Arlee Celebration Powwow retains cultural heritage
ARLEE — With the 115th annual Arlee Celebration just around the corner, Chairman of the Celebration Committee Salisha Old Bull said an entire year of planning is about to come to fruition.
“We spend the whole year preparing for the celebration, and everyone on the committee is a volunteer,” she said. “As for the celebration itself, ... we added a dance category this year and we’re hoping to get a lot more dancers.”
The new dance category, the Prairie Chicken, is a popular dance category Old Bull hopes will be a positive change to the celebration.
In addition, the celebration will host its second-annual Powwow Trail 5K, 10K and walk in partnership with Tribal Health’s diabetes program and the Arlee girls volleyball team.
“It’s to promote healthiness,” Parade Coordinator June Rae McDonald said. “We want to have people come back, and not just because they’re powwowing, but because they’re happy and healthy. That’s the goal of it: healthy fun.”

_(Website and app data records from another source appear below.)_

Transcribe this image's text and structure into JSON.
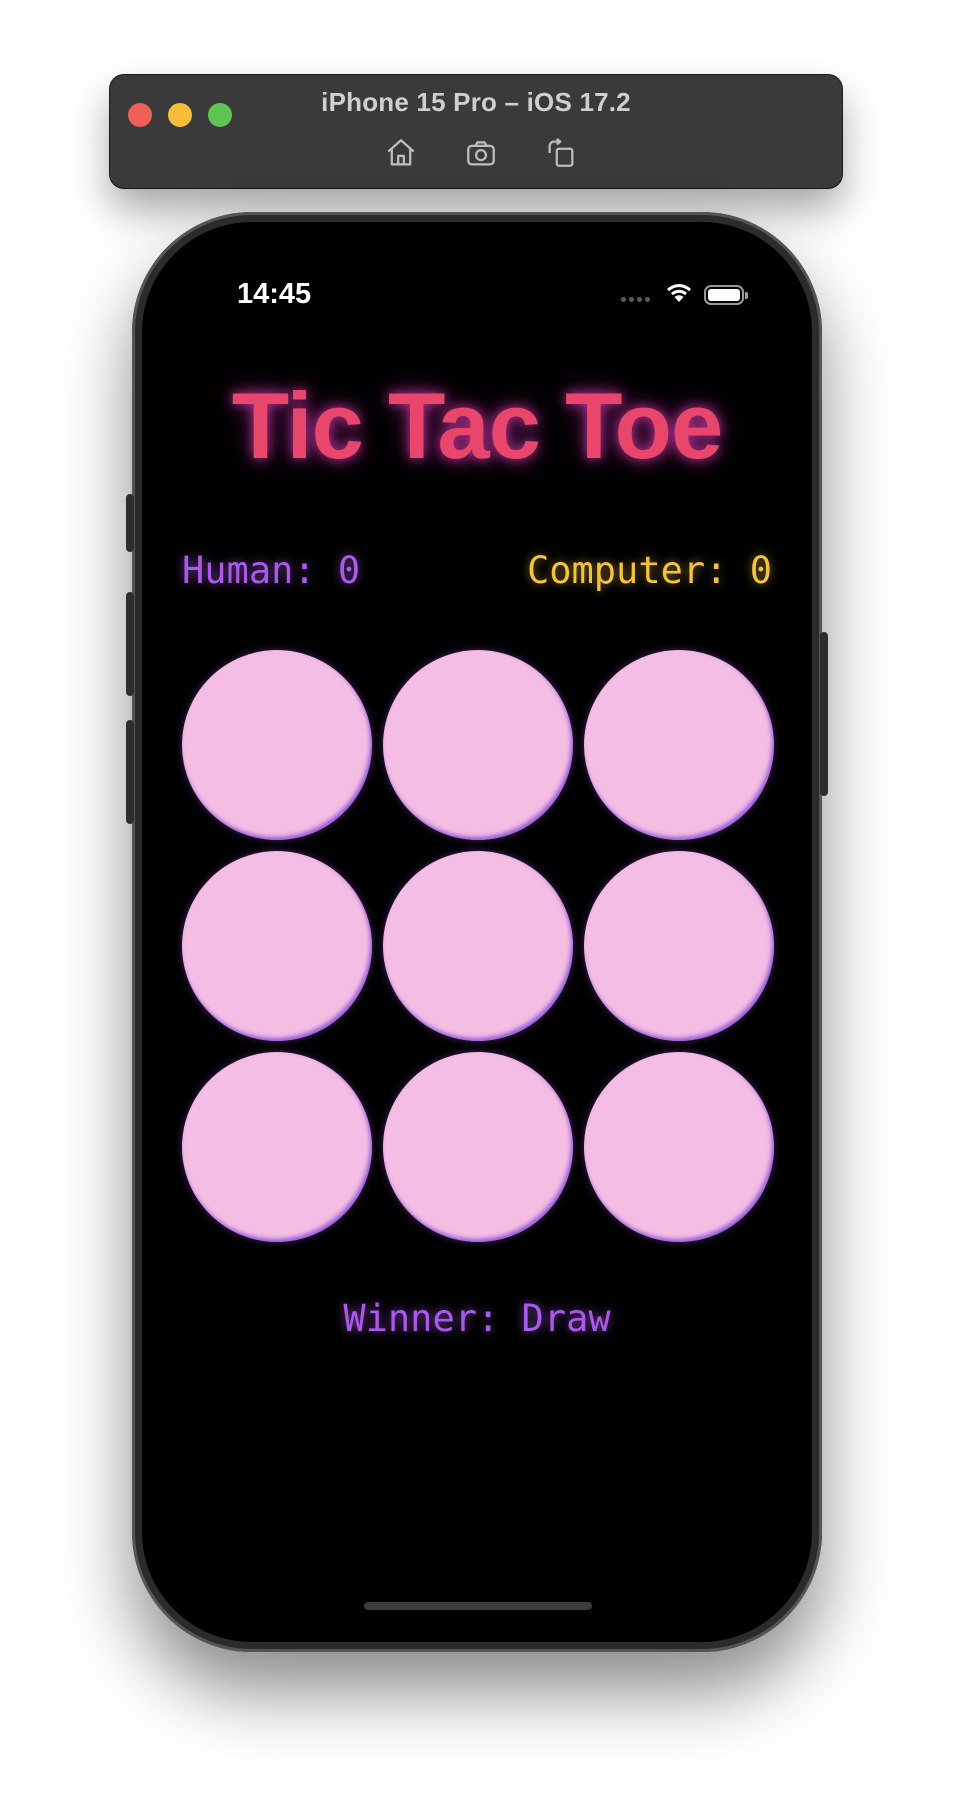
{
  "simulator": {
    "title": "iPhone 15 Pro – iOS 17.2",
    "buttons": [
      "home-icon",
      "screenshot-icon",
      "rotate-icon"
    ]
  },
  "status_bar": {
    "time": "14:45"
  },
  "game": {
    "title": "Tic Tac Toe",
    "human_score": "Human: 0",
    "computer_score": "Computer: 0",
    "winner": "Winner: Draw",
    "cells": [
      "",
      "",
      "",
      "",
      "",
      "",
      "",
      "",
      ""
    ]
  },
  "colors": {
    "title": "#e8466b",
    "human": "#a95ae8",
    "computer": "#f4c23c",
    "cell": "#f4bde3",
    "screen_bg": "#000000"
  }
}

Also in its second year at the celebration is the Evening Ride Parade at 8 p.m. on the Fourth of July, “to kind of wind down the day and make sure that we have enough time to do it right,” McDonald said.
McDonald said the Evening Ride Parade was traditionally about courting and having fun. The men would ride around camp on horseback as the women watched and, when a single girl found a man she liked, she would step on the man’s foot and get on his horse.
“It was mainly for the single ladies for them to show that they like that gentleman,” McDonald said. “But the married ladies could also do it to tease their husbands, just having fun. I wish we had done it a lot more growing up, to tell you the truth.
“It’s really a beautiful thing to watch. I guess you can imagine back in the day what it was for, and now it’s just really beautiful to watch with the sunset and the shadows and the contrast ... it’s just really cool.”
On the Fourth of July, Old Bull said most of the dances which are specific to the Salish, Kootenai and Pend d’Oreille tribes will be performed in what Old Bull called, “Old Style Day.”
“We’ve been doing (old style day) for quite a long time since I’ve been on the committee. It’s just a day when we’re trying to promote our cultural heritage,” Old Bull said. “We just want to make sure that we encourage our people to continue to practice our cultural ways. We’re trying to show people that there’s still something significant about our tribe.”
Old Bull and McDonald both said that powwows are everywhere, and it’s easy for a celebration to become uniformed with other tribal dances and practices over time. Old Style Day is an effort to retain the cultural heritage that makes the Arlee Celebration unique.
“The Powwow is sort of an inter-tribal phenomenon,” Old Bull said. “Dances that are specific to our tribe, they don’t happen very often. What we’re trying to do is keep those dances going so every year we take one day to reenact some of those things.”
And as beautiful as the celebration is, Old Bull said it doesn’t come cheap. Last year’s event cost around $104,000, with less than half coming from the CSKT. Committee members raised the rest through raffles, silent auctions and vendor spots and advertisements.
This year, in an effort to raise additional funds, the committee is raffling off a 2007 Kawasaki Brute Force 650 4X4i V-twin four-wheeler. The four-wheeler has low miles and low hours and includes a tow package and Warn winch. Tickets are $10 and all funds raised will go toward competition dancing payouts and general operating funds. Those interested in purchasing tickets are encouraged to call June Rae
McDonald at (406) 890-5785, Salisha Old Bull at (406) 370-3634, Vi Trahan at (406) 546-3748, or Clara Charlo at (406) 531-3689.
The celebration committee is also asking local businesses and individuals interested in donating to the silent auction to send items to P.O. Box 4, St. Ignatius, Montana 59865.
“Anything is welcome and anything helps,” McDonald said. “There’s a lot of work that goes into this. My family does this every year for nothing — no money, no reward. It’s just because it’s a part of our being and how we are raised, but it’s totally worth it. It keeps me grounded and it keeps me involved in Arlee.
“I don’t need to be paid, I need to be down at the powwow grounds. That’s it.”